Pets are happier and healthier when they get sufficient exercise. The amount of exercise your dog needs depends on its breed and age, of course. However, all dogs do better with regular activity. Pet-friendly apartments often provide convenient paths and green spaces for walking and playing.

  • Balance your needs with those of your dog. If there are other members of your household who can walk and exercise the dog, find a workable schedule to share the responsibility. Set aside extra time on weekends (or whenever you have free time) to schedule longer walks and play sessions. As much as possible, stay consistent with your routines as pets do best when they eat and relieve themselves at predictable times.
  • Research the area. Aside from the apartment grounds, there may be parks, dog parks, beaches, or outdoor spaces that are ideal for taking your dog. When you have time, you can arrange outings to these spots.
  • Hire a dog walker or pet sitter. There are now many professional dog walking and pet-sitting services that can help you share dog care responsibilities. If you're short on time, it could ease your mind and make your dog happier to have someone stop by when it's convenient. A dog walker can fill the gaps if you're out all day. Pet sitters are useful if you're away for a whole day or longer.
  • Cooperate with other dog owners. You might arrange to share dog walking with other owners. This can work out well if owners have different days off, for example. As long as the dogs are compatible it would also give your dog a chance to socialize with other pets.
  • Cats also thrive with regular exercise, and you should take some time every day to play with your kitty.

Keeping You and Your Pets Comfortable

When choosing an apartment, it's important to think of your pets. Once you move in, there are steps you can take to make life easier for both you and your four-legged friends.

  • Consider the location of your apartment. If you have a dog, think about what floor you're on and how far you are from walking paths. Being on the ground floor or a lower floor means less walking up and down stairs or riding in elevators.
  • Provide places for cats to climb. Cats like to climb and wander. In an apartment, the best way to help them fulfill this instinct is to give them places to climb. Get or make a cat home with plenty of places to climb and jump.
  • Keep your apartment sanitary. You don't want your apartment to smell or look like a kennel. Get a brush or lint remover that's good for picking up fur. Use an air filter to keep fresh air circulating. If you have a cat, change the litter frequently.

Prevent Your Pets from Doing Damage

As much as we love our pets, they can be destructive at times. When you're in an apartment, this can cost you time and money.

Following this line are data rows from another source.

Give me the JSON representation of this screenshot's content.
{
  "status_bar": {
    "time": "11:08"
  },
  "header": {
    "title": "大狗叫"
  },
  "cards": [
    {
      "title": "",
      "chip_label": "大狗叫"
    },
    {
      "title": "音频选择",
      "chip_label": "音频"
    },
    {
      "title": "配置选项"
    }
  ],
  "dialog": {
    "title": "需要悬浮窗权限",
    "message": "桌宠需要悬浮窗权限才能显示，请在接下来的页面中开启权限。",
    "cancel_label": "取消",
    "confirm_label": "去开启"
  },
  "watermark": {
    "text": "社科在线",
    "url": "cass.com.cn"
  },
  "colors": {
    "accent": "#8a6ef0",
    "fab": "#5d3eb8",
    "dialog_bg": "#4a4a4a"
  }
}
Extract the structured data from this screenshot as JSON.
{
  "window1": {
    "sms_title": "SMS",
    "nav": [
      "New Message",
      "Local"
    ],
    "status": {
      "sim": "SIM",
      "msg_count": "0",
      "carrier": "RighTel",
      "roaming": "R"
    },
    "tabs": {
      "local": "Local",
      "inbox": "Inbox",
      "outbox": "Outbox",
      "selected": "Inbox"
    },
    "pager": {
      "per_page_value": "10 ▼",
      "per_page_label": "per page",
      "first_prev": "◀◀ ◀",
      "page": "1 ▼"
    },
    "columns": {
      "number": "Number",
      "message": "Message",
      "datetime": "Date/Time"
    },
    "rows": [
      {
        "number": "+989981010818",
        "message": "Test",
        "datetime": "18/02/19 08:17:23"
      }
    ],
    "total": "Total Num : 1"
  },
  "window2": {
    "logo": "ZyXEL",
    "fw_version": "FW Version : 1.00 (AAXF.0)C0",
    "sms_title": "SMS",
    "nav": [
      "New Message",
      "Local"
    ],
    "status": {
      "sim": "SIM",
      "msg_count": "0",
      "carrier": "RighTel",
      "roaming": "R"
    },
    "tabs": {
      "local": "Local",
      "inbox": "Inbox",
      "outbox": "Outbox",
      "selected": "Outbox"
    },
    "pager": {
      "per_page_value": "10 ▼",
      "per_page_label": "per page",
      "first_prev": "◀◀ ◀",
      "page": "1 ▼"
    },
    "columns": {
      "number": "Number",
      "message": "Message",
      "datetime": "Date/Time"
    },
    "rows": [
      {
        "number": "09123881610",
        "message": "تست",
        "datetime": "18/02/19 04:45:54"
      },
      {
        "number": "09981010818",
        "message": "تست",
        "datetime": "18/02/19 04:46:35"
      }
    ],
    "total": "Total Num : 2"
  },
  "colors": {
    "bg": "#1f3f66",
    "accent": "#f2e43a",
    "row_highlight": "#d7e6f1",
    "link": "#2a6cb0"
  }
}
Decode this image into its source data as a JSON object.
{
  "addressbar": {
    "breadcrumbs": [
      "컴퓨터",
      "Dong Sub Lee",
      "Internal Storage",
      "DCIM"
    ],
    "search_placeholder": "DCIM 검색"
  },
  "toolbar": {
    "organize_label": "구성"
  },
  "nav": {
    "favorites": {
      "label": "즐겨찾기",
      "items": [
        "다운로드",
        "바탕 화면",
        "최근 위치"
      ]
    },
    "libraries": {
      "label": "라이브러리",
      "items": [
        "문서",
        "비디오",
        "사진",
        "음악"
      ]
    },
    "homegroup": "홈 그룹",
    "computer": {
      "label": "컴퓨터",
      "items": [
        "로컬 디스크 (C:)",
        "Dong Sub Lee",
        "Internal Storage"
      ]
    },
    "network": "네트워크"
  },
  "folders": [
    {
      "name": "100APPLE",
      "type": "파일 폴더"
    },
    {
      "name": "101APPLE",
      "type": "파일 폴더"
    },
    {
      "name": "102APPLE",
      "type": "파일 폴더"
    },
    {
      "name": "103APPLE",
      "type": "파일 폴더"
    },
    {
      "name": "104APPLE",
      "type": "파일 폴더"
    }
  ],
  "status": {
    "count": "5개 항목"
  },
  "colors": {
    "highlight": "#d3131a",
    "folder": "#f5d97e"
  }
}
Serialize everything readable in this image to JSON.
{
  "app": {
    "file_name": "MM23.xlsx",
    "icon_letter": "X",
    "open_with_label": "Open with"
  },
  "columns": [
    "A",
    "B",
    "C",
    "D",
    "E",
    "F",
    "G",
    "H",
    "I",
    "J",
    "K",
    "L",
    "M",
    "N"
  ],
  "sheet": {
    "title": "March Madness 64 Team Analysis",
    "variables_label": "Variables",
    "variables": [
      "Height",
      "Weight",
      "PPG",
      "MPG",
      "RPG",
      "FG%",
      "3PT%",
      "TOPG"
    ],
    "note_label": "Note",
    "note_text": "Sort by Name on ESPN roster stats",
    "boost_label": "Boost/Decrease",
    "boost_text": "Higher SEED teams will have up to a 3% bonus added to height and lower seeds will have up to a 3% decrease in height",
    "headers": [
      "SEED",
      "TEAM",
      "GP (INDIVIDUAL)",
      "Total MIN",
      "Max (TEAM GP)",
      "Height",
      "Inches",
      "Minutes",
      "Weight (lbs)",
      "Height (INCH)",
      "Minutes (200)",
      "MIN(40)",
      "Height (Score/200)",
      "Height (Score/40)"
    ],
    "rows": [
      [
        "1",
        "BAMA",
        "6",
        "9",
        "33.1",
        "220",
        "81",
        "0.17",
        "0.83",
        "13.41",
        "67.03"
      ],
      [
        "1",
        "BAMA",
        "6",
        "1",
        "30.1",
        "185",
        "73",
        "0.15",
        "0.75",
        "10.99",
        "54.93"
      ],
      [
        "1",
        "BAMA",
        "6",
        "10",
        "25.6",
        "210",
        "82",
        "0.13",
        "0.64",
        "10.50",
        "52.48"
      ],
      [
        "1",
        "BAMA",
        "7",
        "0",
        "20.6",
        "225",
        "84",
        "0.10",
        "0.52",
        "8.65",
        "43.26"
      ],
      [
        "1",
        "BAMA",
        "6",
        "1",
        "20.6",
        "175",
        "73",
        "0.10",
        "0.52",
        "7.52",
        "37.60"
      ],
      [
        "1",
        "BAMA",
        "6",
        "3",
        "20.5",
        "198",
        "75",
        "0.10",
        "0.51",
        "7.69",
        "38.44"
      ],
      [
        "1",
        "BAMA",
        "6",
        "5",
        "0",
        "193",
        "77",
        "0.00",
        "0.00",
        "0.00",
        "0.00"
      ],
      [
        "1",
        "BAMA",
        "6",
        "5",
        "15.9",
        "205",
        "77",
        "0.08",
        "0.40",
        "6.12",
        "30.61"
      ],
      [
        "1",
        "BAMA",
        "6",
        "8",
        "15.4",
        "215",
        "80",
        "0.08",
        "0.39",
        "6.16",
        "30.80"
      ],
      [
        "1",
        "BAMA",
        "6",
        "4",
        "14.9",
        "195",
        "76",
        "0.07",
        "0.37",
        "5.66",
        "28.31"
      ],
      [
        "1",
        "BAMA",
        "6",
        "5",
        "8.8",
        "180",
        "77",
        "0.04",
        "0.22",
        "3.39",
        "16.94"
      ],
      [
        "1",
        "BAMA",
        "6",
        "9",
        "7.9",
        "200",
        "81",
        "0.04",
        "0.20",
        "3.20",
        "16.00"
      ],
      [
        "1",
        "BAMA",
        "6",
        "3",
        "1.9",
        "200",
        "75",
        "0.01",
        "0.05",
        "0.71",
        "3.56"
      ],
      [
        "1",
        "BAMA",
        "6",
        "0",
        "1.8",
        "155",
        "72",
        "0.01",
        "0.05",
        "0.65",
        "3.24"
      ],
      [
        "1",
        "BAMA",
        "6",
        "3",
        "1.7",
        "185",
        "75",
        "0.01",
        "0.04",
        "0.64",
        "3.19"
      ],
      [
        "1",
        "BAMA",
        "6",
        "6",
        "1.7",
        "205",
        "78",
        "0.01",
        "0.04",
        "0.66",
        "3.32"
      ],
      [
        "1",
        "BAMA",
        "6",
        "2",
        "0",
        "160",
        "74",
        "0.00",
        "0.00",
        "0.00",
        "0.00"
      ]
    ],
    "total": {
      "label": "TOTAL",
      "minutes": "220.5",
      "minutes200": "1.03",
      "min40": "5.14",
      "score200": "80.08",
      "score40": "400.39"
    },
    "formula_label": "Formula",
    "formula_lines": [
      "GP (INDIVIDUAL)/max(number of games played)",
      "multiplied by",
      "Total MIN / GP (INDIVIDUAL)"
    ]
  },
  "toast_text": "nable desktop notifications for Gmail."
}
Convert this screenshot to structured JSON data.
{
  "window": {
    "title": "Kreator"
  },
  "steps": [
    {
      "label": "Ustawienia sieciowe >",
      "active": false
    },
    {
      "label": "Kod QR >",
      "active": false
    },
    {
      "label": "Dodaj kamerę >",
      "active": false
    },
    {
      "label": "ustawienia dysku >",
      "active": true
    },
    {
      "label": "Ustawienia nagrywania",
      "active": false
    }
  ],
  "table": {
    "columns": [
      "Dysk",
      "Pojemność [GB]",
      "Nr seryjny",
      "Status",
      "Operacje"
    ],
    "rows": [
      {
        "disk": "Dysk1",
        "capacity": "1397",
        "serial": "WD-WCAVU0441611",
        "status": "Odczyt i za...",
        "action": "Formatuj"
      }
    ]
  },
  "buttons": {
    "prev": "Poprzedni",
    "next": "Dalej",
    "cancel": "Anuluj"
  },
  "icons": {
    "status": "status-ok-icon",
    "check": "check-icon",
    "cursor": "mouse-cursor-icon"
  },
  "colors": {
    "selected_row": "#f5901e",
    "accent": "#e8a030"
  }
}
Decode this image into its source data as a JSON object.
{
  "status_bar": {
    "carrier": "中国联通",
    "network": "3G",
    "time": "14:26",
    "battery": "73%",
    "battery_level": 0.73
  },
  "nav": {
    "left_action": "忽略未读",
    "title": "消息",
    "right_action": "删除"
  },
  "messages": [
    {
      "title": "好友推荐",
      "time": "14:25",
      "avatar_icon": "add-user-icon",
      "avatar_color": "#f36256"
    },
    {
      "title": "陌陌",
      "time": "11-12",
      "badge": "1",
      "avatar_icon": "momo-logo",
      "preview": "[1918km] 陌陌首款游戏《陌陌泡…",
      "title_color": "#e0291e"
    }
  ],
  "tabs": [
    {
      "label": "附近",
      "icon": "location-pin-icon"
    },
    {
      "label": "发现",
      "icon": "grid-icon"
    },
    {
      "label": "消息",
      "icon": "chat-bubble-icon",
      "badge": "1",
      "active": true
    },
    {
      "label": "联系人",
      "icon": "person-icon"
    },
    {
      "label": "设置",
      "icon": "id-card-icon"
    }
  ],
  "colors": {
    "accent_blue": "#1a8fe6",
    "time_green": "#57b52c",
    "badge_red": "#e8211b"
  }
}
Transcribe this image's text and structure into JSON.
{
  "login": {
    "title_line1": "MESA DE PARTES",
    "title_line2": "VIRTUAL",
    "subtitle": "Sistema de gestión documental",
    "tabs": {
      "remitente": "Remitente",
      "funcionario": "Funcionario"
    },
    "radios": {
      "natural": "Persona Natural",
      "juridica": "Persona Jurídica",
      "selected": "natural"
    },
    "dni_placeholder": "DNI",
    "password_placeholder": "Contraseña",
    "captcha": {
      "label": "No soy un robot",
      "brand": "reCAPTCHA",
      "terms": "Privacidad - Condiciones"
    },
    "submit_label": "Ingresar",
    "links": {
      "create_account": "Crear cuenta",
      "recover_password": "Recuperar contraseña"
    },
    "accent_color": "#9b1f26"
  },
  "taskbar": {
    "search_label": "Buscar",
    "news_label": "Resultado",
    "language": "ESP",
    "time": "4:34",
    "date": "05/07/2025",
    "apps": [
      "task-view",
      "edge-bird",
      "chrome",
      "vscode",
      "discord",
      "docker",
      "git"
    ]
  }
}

  • Consider putting inexpensive rugs throughout the apartment to protect floors. This is a particularly good plan if you have a puppy. At the very least, put a mat or small rug under eating dishes, litter boxes, or pet beds.
  • Provide a scratching post for cats so they're less tempted to attack furniture.
  • Give dogs bones and chew toys. Train puppies or dogs out of chewing furniture or your personal items.

If you plan it right, apartment life with a pet can be an enjoyable and harmonious experience for everyone. Just remember that you're living in a community with other people and that there are certain rules you need to follow. Be considerate, use common sense, and just keep in mind that your pets are always your responsibility.